  • Amalgams – silver/mercury mixture used for fillings

  • Glass ionomers – material used to cement gold and ceramic crowns to teeth

  • Composite resins – fillers that are tooth-colored

    Stefanie Schroeder | EurekAlert!
    Further information:

  • More articles from Health and Medicine:

    nachricht Inflammation Triggers Unsustainable Immune Response to Chronic Viral Infection
    24.10.2016 | Universität Basel

    nachricht Resolving the mystery of preeclampsia
    21.10.2016 | Universitätsklinikum Magdeburg

    All articles from Health and Medicine >>>

    The most recent press releases about innovation >>>

    Die letzten 5 Focus-News des innovations-reports im Überblick:

    Im Focus: Light-driven atomic rotations excite magnetic waves

    Terahertz excitation of selected crystal vibrations leads to an effective magnetic field that drives coherent spin motion

    Controlling functional properties by light is one of the grand goals in modern condensed matter physics and materials science. A new study now demonstrates how...

    Im Focus: New 3-D wiring technique brings scalable quantum computers closer to reality

    Researchers from the Institute for Quantum Computing (IQC) at the University of Waterloo led the development of a new extensible wiring technique capable of controlling superconducting quantum bits, representing a significant step towards to the realization of a scalable quantum computer.

    "The quantum socket is a wiring method that uses three-dimensional wires based on spring-loaded pins to address individual qubits," said Jeremy Béjanin, a PhD...

    Im Focus: Scientists develop a semiconductor nanocomposite material that moves in response to light

    In a paper in Scientific Reports, a research team at Worcester Polytechnic Institute describes a novel light-activated phenomenon that could become the basis for applications as diverse as microscopic robotic grippers and more efficient solar cells.

    A research team at Worcester Polytechnic Institute (WPI) has developed a revolutionary, light-activated semiconductor nanocomposite material that can be used...

    Im Focus: Diamonds aren't forever: Sandia, Harvard team create first quantum computer bridge

    By forcefully embedding two silicon atoms in a diamond matrix, Sandia researchers have demonstrated for the first time on a single chip all the components needed to create a quantum bridge to link quantum computers together.

    "People have already built small quantum computers," says Sandia researcher Ryan Camacho. "Maybe the first useful one won't be a single giant quantum computer...

    Im Focus: New Products - Highlights of COMPAMED 2016

    COMPAMED has become the leading international marketplace for suppliers of medical manufacturing.
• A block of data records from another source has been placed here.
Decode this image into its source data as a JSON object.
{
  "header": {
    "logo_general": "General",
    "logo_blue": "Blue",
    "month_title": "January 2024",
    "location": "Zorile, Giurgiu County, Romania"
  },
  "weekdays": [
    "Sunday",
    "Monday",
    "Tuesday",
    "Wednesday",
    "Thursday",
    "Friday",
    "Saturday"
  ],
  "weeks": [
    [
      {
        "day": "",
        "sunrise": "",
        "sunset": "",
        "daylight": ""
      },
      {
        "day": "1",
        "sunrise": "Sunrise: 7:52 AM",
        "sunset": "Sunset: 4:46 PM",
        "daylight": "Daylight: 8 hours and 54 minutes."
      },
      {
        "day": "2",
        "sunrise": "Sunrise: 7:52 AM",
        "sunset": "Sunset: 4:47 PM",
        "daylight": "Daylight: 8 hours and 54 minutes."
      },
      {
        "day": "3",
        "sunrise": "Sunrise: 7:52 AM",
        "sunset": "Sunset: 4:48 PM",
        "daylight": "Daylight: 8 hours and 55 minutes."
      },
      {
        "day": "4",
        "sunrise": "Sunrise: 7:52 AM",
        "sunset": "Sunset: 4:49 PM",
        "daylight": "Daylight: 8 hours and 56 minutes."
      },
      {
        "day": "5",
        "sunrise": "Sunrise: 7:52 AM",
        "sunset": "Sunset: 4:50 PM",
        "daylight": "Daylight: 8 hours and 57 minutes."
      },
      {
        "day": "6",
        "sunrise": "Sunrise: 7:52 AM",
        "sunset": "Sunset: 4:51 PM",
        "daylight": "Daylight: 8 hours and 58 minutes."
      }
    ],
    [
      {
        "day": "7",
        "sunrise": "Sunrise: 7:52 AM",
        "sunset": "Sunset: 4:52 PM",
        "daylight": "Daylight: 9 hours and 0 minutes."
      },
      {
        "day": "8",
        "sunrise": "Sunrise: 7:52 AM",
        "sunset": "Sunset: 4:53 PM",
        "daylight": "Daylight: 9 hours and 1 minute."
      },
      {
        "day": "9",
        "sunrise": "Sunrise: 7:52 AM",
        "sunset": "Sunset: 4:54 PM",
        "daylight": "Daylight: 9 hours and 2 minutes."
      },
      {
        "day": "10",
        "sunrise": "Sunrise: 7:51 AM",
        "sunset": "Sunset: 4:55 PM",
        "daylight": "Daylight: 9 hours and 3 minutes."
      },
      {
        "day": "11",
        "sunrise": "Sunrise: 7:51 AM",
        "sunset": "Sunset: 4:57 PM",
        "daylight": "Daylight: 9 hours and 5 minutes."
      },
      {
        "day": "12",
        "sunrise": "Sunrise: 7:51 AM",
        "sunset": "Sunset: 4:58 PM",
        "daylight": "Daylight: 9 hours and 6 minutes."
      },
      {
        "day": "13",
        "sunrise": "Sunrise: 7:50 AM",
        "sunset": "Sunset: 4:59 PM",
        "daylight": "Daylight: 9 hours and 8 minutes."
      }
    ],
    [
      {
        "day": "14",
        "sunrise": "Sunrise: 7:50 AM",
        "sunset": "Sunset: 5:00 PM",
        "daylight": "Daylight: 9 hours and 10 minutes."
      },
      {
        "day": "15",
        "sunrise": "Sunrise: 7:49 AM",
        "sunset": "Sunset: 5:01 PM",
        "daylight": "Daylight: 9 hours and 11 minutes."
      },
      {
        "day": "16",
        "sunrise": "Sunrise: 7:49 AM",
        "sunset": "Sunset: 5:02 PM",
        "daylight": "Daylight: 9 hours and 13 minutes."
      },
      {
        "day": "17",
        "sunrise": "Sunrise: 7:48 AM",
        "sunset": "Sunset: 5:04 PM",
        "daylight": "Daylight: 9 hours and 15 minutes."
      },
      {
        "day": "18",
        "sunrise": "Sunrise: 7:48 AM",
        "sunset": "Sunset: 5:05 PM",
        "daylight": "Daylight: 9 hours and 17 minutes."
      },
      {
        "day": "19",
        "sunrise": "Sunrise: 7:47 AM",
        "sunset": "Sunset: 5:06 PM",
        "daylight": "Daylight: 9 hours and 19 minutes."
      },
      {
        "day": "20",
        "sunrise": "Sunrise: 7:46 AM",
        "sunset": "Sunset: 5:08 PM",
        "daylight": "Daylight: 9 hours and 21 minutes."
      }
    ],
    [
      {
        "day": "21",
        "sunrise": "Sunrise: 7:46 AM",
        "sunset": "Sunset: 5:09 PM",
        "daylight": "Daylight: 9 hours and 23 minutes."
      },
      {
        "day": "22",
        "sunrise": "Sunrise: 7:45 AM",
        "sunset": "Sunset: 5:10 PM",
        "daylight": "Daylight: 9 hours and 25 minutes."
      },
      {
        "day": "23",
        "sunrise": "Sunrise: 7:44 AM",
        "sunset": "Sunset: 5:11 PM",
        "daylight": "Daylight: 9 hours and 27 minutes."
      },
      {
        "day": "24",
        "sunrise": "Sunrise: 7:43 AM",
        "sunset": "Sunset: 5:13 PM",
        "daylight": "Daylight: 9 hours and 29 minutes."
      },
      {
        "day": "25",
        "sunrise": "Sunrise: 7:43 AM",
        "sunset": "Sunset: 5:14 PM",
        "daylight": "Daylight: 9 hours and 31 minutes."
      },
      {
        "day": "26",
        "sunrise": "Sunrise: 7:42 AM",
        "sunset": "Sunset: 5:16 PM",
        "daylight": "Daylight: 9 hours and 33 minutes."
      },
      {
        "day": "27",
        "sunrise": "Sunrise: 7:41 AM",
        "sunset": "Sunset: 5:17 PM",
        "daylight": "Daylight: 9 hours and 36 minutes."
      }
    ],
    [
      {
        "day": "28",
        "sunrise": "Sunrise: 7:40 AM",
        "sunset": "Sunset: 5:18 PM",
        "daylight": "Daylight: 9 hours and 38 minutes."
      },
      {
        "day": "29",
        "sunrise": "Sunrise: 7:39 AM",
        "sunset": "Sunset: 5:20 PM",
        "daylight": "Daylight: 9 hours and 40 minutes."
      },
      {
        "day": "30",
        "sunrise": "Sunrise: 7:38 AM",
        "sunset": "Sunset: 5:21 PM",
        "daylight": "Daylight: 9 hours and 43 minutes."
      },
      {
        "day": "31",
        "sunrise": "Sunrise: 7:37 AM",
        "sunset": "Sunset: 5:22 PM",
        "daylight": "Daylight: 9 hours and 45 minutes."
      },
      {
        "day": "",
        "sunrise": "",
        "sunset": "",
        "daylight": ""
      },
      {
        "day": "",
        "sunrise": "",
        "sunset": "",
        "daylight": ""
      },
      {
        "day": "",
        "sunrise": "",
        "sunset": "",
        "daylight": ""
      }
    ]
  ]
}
The trade fair, which takes place every November and is co-located to MEDICA in Dusseldorf, has been steadily growing over the past years and shows that medical technology remains a rapidly growing market.

    In 2016, the joint pavilion by the IVAM Microtechnology Network, the Product Market “High-tech for Medical Devices”, will be located in Hall 8a again and will...

    All Focus news of the innovation-report >>>



    Event News

    #IC2S2: When Social Science meets Computer Science - GESIS will host the IC2S2 conference 2017

    14.10.2016 | Event News

    Agricultural Trade Developments and Potentials in Central Asia and the South Caucasus

    14.10.2016 | Event News

    World Health Summit – Day Three: A Call to Action

    12.10.2016 | Event News

    Latest News

    Oasis of life in the ice-covered central Arctic

    24.10.2016 | Earth Sciences

    ‘Farming’ bacteria to boost growth in the oceans

    24.10.2016 | Life Sciences

    Light-driven atomic rotations excite magnetic waves

    24.10.2016 | Physics and Astronomy

    More VideoLinks >>>